Ready to court death, a terminally ill elderly cancer patient here has undertaken the controversial Jain ritual of voluntary fast-unto-death, say her family members, describing the act as a “courageous” one.
Kolkata resident Sohini Devi Duggar’s condition started deteriorating last year and following a tracheostomy she lost her ability to talk, said her daughter-in-law.
“It was her wish to undergo ‘santhara’. When doctors can’t do anything after a certain point, the soul takes over. The soul becomes strong. She said she was ready to invite death and wanted to leave her body at her own will. It was a very courageous decision,” her daughter-in-law told a local television channel here.
On August 10 last year, the Rajasthan High Court had banned Santhara or Sallekhana, comparing it to an act of suicide. However, the Supreme Court subsequently restored the Jain practice of the ritualistic fast unto death by staying the order.
One of the grounds was that Santhara was “simply a Jain way of mastering the art of dying as much as the act of living” and was not an illegal or criminal act.
Sohini Devi Duggar has been on a fast sans water (called ‘nirjala’) since September 20.
“You can’t take it at any stage of life. She chose to challenge death because for her it was the right moment. It begins by renouncing food, material possessions and finally giving up family associations. The philosophy dictates that you came alone in this world and you will leave the same way.
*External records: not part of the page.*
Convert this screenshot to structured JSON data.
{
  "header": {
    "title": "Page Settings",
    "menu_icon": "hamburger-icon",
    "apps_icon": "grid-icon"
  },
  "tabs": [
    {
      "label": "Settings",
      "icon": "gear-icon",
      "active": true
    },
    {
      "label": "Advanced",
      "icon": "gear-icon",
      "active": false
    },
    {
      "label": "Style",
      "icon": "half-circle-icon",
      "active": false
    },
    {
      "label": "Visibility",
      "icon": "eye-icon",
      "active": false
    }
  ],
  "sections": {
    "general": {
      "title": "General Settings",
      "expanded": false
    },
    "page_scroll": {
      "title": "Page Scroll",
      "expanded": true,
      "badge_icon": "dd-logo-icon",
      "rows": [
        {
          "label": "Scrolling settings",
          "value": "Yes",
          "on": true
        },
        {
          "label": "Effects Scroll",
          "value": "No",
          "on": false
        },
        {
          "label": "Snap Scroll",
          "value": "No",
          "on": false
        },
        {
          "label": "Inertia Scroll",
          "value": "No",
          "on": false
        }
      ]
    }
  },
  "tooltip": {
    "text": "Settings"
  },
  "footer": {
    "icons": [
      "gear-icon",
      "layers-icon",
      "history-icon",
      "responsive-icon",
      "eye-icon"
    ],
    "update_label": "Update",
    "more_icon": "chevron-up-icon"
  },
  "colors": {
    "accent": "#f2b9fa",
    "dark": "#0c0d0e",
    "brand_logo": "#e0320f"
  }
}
Science and religion are complicated,” a family member replied when asked about the ritual.